Mirror, mirror on the wall, who was the greatest of them all?
SPOTLIGHT: Retired Springboks and Toulon lock Bakkies Botha has said he is humbled to be described by Bernard Laporte as the greatest player he coached.
The former France and Toulon coach lavished the 2007 World Cup winner with praise recently in an interview, after the two worked together at the Stade Mayol at the beginning of last decade – winning three consecutive European titles.
Laporte said: “For me, Bakkies Botha is the greatest player in the world that I have coached in my career. Afterwards, it’s difficult to compare because Jonny Wilkinson was excellent, Matt Giteau was monstrous.
“But Bakkies Botha was so strong physically and I would have liked so much to be like him on a field to scare everyone and smash everyone.”
Legendary Springboks forward Botha responded on Twitter to this praise, saying he was humbled to receive such acclaim from a coach like Laporte, who has worked with some of the greats of the game during his career.
I have always thought of myself as one of a kind,but to read a special man like @BernardLaporte_ say I was the best player he ever coached made me feel humbled but also proud.I went to @rugbytoulon_ to create rugby history and we did 🔴⚫️🏆Regards and Blessings THE REAL ENFORCER pic.twitter.com/fbNHErlIo8
— Bakkies Botha (@BakkiesBotha4) April 7, 2021
He said: “I have always thought of myself as one of a kind, but to read a special man like Bernard Laporte say I was the best player he ever coached made me feel humbled but also proud.

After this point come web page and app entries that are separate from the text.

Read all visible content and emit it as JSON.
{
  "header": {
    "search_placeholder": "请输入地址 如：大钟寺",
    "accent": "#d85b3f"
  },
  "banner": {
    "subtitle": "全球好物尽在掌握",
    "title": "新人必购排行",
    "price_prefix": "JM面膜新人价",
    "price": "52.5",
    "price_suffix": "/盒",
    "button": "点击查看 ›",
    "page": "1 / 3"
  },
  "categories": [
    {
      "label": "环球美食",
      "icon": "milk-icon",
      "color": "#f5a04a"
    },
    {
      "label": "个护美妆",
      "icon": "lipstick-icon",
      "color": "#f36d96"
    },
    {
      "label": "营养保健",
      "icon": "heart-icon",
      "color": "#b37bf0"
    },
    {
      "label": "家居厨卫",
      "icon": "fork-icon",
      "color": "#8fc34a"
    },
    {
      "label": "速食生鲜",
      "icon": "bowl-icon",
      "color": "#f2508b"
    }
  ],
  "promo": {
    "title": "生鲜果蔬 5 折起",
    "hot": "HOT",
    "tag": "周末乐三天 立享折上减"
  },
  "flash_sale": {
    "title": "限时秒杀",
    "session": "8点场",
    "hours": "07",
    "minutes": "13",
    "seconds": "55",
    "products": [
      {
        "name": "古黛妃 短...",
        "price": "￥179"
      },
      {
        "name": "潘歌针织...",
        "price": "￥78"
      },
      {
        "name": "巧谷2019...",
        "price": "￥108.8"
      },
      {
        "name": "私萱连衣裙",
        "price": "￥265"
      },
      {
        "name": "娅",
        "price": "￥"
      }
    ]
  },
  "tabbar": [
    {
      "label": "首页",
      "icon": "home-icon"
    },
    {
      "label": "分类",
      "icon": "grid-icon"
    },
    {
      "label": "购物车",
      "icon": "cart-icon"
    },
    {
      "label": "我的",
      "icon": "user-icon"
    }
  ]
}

I went to Toulon to create rugby history and we did.
The 85-cap Springboks lock joined Toulon after the 2011 World Cup, ending his ten-year stay with the Bulls where he won three Super Rugby titles in 2007, 2009 and 2010.

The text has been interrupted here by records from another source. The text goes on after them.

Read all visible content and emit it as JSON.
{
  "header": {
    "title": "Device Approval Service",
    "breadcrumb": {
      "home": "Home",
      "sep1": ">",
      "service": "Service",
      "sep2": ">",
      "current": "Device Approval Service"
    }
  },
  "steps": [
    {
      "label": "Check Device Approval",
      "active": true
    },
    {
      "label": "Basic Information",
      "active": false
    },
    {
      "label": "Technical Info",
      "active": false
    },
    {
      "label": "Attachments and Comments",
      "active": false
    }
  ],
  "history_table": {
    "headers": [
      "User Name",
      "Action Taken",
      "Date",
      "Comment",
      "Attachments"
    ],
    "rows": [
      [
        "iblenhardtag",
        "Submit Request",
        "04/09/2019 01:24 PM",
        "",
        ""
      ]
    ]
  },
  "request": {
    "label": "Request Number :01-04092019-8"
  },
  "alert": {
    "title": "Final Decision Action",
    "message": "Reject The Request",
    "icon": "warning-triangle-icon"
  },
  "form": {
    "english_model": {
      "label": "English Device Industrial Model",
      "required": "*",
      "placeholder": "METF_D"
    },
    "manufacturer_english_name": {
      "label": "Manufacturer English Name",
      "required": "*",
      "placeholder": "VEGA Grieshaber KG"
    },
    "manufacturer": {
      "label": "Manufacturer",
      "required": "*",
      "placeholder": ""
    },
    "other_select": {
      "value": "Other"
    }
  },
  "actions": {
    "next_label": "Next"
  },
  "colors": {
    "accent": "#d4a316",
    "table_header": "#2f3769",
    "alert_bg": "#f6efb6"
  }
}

He ended his career in 2015, adding a Top 14 title to his three European titles, as well as earning nine more South Africa caps.

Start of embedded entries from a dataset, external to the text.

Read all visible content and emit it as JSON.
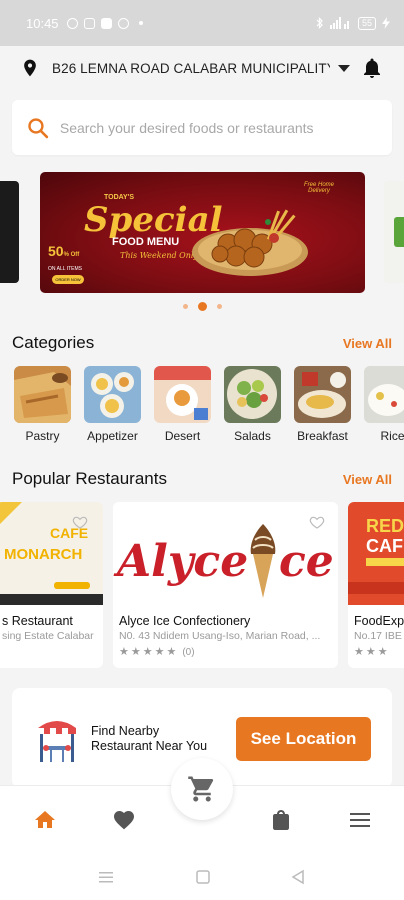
{
  "status_bar": {
    "time": "10:45",
    "battery": "55"
  },
  "location": {
    "address": "B26 LEMNA ROAD CALABAR MUNICIPALITY ..."
  },
  "search": {
    "placeholder": "Search your desired foods or restaurants"
  },
  "banner": {
    "todays": "TODAY'S",
    "special": "Special",
    "food_menu": "FOOD MENU",
    "weekend": "This Weekend Only",
    "discount": "50",
    "discount_suffix": "% Off",
    "discount_note": "ON ALL ITEMS",
    "order_label": "ORDER NOW",
    "free_delivery": "Free Home Delivery"
  },
  "carousel": {
    "slide_count": 3,
    "active_index": 1,
    "accent": "#e87722"
  },
  "categories_section": {
    "title": "Categories",
    "view_all": "View All",
    "items": [
      {
        "label": "Pastry"
      },
      {
        "label": "Appetizer"
      },
      {
        "label": "Desert"
      },
      {
        "label": "Salads"
      },
      {
        "label": "Breakfast"
      },
      {
        "label": "Rice"
      }
    ]
  },
  "restaurants_section": {
    "title": "Popular Restaurants",
    "view_all": "View All",
    "items": [
      {
        "name": "s Restaurant",
        "address": "sing Estate Calabar",
        "rating_count": "",
        "cover_text": "CAFÉ MONARCH"
      },
      {
        "name": "Alyce Ice Confectionery",
        "address": "N0. 43 Ndidem Usang-Iso, Marian Road, ...",
        "rating_count": "(0)",
        "cover_text": "Alyce Ice"
      },
      {
        "name": "FoodExp",
        "address": "No.17 IBE",
        "rating_count": "",
        "cover_text": "RED CAFE"
      }
    ]
  },
  "nearby": {
    "line1": "Find Nearby",
    "line2": "Restaurant Near You",
    "button": "See Location"
  },
  "colors": {
    "accent": "#e87722",
    "background": "#f4f4f4"
  },
  "nav": {
    "icons": [
      "home-icon",
      "heart-icon",
      "cart-icon",
      "shopping-bag-icon",
      "menu-icon"
    ]
  }
}
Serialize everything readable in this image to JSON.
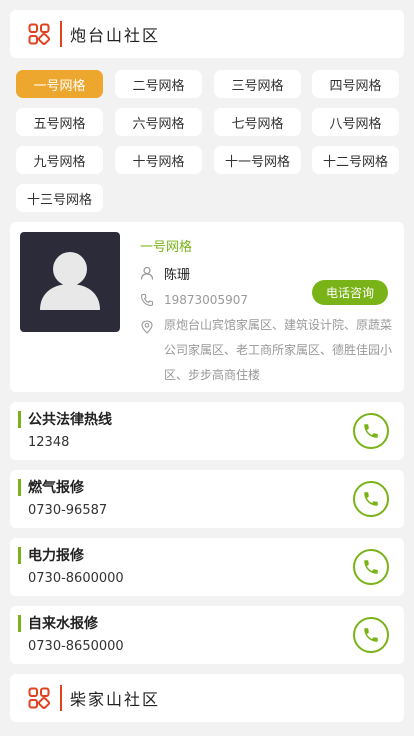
{
  "sections": [
    {
      "title": "炮台山社区",
      "icon": "grid-icon"
    },
    {
      "title": "柴家山社区",
      "icon": "grid-icon"
    }
  ],
  "grid_tabs": [
    {
      "label": "一号网格",
      "active": true
    },
    {
      "label": "二号网格"
    },
    {
      "label": "三号网格"
    },
    {
      "label": "四号网格"
    },
    {
      "label": "五号网格"
    },
    {
      "label": "六号网格"
    },
    {
      "label": "七号网格"
    },
    {
      "label": "八号网格"
    },
    {
      "label": "九号网格"
    },
    {
      "label": "十号网格"
    },
    {
      "label": "十一号网格"
    },
    {
      "label": "十二号网格"
    },
    {
      "label": "十三号网格"
    }
  ],
  "profile": {
    "grid_name": "一号网格",
    "person_name": "陈珊",
    "phone": "19873005907",
    "call_label": "电话咨询",
    "address": "原炮台山宾馆家属区、建筑设计院、原蔬菜公司家属区、老工商所家属区、德胜佳园小区、步步高商住楼"
  },
  "hotlines": [
    {
      "name": "公共法律热线",
      "number": "12348"
    },
    {
      "name": "燃气报修",
      "number": "0730-96587"
    },
    {
      "name": "电力报修",
      "number": "0730-8600000"
    },
    {
      "name": "自来水报修",
      "number": "0730-8650000"
    }
  ],
  "colors": {
    "accent_green": "#7ab317",
    "active_tab": "#eea72e",
    "header_red": "#e0411f"
  }
}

Laporte highlighted Wilkinson and Giteau when discussing some of the great players he coached, but they are just two of many superstars in Toulon’s galacticos that dominated European rugby.
On top of that, he encountered some French greats during his eight years in charge of Les Bleus.
By Josh Raisey, RugbyPass